Step 5. We sprayed the different colors of Plasti Dip according to the design. Savannah was able to layer the paint colors to really customize the colors. She did this simply by spraying thin layers of color over top of each other. If you have stencils that will overlap like ours did, you will want to wait until each design has dried before overlapping another stencil on top of that one.



Step 6. Peel back your stencils and enjoy!

A few notes: We made our own stencils but there are several places that sell stencils you can buy yourself.

Because you are going to ask- can this be used on the inside of the pool? No.

Plasti Dip can be peelable. Tired of your design? You can peel the paint right off. We have not tried this because we like our design and we just did it :) They have another product you can add before you paint that helps make the product permanent. We did not apply this product and I will say, the Plasti Dip does not seem like it’s going to easily peel off. Meaning ours seems like it’s going to stick until we decide we really want to peel it off.

Plasti Dip was easy to work with and sprayed on better than other rubber coating products we have worked with. Get yours at Amazon.

We LOVE the results and are so happy with how our tank turned out. We will update you in the future on how this holds up in the long run.

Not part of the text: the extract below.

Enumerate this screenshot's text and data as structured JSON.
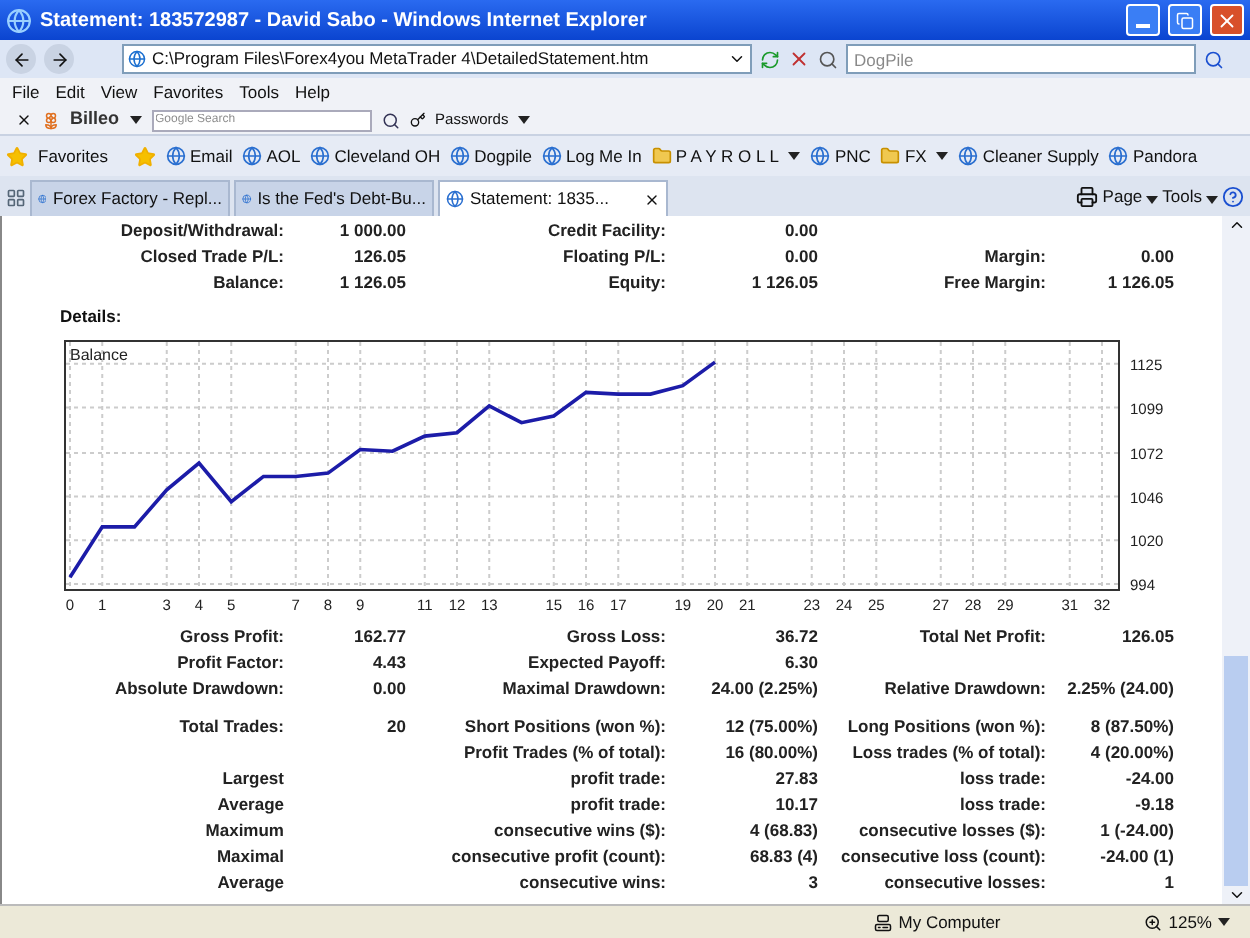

If you want more stock tank pool information, check out our blog dedicated to this very topic. Also check out our stock tank pool Instagram- @stocktankpool.

We hope you enjoyed this as much as we did!